For fish heads, hook them through the nose. For the body pieces, hook them through the spine. If you’re not sure what the local sharks are eating, swing into a local fishing shop and chat with the workers.
Author Note: You can also often buy the right bait from them as well. And remember, big fish like big bait! It’s sometimes worth going fishing specifically for baitfish the day before so you have a health supply when you decide to go for a monster shark.
How Do You Cast a Shark Rig?
To effectively cast a shark rig there are a few things you can do to get the best casting distance.
First off, set your drag as high as it can do to ensure the spool doesn’t spin when launching a heavy shark rig into the surf.
One common mishap with casting shark rigs is for the bail to close and causing the line or any knots to fail, and at worst taking the whole fishing rod out of your hands.
To alleviate the issue of a bail closing, simply take an elastic band, like a heavy-duty rubber band, and attach one end to the bottom of your reel, while bringing it through the space between the bail and the spool and back around.
This elastic band method will ensure that the bail doesn’t close from the force of you swinging the rod, or during the mid cast.

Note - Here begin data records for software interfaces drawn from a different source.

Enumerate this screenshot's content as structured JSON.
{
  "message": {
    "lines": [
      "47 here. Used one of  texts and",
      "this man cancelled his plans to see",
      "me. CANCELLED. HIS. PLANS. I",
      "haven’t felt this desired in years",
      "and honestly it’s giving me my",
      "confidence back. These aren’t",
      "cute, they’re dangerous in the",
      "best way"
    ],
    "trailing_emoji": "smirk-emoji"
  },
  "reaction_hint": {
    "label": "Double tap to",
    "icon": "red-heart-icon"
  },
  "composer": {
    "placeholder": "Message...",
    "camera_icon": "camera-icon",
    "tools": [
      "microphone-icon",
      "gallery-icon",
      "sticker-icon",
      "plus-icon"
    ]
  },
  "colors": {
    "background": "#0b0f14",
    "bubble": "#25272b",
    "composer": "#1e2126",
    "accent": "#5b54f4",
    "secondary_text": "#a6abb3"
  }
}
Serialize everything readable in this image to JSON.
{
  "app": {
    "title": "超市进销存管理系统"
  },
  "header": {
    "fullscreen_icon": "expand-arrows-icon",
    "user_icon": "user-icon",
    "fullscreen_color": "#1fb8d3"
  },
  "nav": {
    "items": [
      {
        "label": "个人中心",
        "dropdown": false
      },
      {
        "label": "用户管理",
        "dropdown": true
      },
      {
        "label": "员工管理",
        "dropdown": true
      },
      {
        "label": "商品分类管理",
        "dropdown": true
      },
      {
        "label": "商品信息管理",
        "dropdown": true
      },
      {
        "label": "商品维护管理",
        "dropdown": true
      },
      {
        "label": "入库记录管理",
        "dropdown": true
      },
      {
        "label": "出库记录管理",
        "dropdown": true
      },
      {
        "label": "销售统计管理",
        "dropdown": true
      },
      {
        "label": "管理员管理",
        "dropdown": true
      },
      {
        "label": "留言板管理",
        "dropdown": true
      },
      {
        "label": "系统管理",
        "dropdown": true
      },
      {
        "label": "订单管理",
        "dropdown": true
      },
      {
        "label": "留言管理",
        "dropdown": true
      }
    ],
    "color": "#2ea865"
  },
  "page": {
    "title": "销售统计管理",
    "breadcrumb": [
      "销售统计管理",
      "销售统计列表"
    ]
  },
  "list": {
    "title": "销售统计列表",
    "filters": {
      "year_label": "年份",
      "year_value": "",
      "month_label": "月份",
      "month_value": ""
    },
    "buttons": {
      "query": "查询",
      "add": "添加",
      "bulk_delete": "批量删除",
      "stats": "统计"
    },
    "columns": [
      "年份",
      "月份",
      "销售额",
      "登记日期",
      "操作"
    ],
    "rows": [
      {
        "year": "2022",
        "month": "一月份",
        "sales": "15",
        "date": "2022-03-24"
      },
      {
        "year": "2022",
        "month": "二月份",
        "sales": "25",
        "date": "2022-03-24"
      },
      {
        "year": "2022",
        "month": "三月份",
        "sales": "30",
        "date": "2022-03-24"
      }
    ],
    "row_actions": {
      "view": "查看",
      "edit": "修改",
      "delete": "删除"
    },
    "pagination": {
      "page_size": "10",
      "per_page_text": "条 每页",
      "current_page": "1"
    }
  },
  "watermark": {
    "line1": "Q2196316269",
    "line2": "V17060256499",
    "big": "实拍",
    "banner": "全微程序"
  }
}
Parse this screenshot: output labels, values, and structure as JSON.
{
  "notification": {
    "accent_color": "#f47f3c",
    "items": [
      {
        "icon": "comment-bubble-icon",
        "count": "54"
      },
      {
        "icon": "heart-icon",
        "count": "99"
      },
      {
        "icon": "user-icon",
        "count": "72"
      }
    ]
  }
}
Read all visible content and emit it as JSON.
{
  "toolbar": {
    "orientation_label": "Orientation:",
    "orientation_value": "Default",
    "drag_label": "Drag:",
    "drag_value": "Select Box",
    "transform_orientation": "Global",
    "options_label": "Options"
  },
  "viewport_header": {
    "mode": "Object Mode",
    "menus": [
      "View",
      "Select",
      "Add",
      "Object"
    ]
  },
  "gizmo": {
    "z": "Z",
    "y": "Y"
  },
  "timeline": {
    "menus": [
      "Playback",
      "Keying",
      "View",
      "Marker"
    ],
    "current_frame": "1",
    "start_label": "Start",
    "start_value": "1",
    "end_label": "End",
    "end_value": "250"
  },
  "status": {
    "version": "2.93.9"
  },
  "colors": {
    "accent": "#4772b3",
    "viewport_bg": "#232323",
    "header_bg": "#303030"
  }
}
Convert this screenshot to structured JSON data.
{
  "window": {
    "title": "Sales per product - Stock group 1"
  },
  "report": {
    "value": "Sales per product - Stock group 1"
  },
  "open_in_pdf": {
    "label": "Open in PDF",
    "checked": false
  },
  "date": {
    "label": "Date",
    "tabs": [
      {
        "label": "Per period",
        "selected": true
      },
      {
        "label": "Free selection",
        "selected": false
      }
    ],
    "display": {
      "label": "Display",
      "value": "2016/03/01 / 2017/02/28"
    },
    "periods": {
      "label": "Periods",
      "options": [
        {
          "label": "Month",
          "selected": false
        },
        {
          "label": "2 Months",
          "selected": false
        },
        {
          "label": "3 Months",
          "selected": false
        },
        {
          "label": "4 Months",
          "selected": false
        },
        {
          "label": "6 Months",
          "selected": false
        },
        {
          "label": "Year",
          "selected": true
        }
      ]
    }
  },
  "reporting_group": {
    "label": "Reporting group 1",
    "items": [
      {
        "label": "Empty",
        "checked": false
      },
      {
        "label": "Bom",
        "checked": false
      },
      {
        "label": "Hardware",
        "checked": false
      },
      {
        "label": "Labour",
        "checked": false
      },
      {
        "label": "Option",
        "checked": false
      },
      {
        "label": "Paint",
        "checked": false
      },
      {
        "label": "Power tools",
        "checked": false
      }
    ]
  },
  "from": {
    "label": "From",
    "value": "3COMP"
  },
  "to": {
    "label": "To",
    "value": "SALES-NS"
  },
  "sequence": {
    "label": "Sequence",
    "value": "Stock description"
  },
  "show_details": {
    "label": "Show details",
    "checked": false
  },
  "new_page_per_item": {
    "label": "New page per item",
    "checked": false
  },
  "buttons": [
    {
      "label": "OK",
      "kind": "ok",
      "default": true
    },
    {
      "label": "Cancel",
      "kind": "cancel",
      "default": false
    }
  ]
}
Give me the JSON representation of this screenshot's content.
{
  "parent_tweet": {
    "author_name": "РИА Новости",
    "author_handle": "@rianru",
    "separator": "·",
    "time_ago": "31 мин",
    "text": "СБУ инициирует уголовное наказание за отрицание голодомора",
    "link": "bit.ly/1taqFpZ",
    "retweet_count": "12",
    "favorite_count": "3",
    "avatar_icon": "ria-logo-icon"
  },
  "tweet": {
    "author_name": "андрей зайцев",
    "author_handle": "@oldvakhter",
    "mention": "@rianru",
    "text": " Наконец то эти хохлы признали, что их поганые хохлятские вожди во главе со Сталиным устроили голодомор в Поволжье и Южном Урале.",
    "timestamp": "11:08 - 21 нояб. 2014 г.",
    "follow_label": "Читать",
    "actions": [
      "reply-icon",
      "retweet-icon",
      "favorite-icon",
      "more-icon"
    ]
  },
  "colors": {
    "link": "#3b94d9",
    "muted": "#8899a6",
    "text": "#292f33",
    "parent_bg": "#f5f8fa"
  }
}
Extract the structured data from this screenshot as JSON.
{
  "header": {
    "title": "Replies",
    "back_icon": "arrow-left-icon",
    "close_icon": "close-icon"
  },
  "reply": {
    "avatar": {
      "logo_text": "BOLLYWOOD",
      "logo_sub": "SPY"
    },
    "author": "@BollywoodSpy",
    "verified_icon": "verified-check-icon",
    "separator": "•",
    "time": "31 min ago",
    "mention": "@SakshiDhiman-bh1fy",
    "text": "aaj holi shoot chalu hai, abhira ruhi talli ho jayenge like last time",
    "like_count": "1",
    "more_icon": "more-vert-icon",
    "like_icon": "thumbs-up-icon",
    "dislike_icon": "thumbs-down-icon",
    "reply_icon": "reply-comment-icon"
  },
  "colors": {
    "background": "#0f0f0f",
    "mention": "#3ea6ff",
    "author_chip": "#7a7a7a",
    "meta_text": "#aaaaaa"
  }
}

Be sure to use a rod suitable for shark fishing, as the rod will do a lot of the work, and bend properly to aid in sending the shark rig out into the surf with long-distance casts.
How to Fish a Shark Rig
Now that you’ve got your shark rig set up, it’s time to learn how to fish it.
- Find an area of shoreline that has minimal underwater cover (rocks, weeds, and coral). You can fish areas with more cover, however, you run the rest of your line breaking or getting tangled.
- Cast your Shark Rig out into the surf as far as you can.
- Now you wait! You can either sit and keep your rod in your hand or use a rod holder. If you plan on casting another rod out or doing something else while you wait, don’t hang out too far away from your rod. When a shark takes the bait you’ll want to grab it out of the holder and set the hook immediately.
- If you see anything weird going on with the tip of your rod, check it out and see what’s going on. You may need to reel your Shark Rig in and check your bait for smaller fish.
- We recommend checking your bait every 20 to 30 minutes if nothing notable happens. Depending on the type of bait you’re using and the action of the surf, your bait can fall off.
- If a location isn’t giving you any fish, try moving down the beach after an hour or so. This kind of fishing lends itself to having multiple rods in multiple locations.
- If your bait keeps coming off or you’re worried about crabs and other bottom feeders eating it, you can use a 3 to 4” foam float on your leader to keep your bait off the bottom.
Shark fishing is often a game of waiting. If you’re going for a really big shark, the hardest part is often just finding the fish. This is when having a drone for sight fishing can come in handy. But for those of us who are patient, the wait is always worth it. Hooking a 1,000 lb monster shark is an experience you won’t soon forget. Got a shark fishing story you want to share with us? Shoot us a note below in the comments.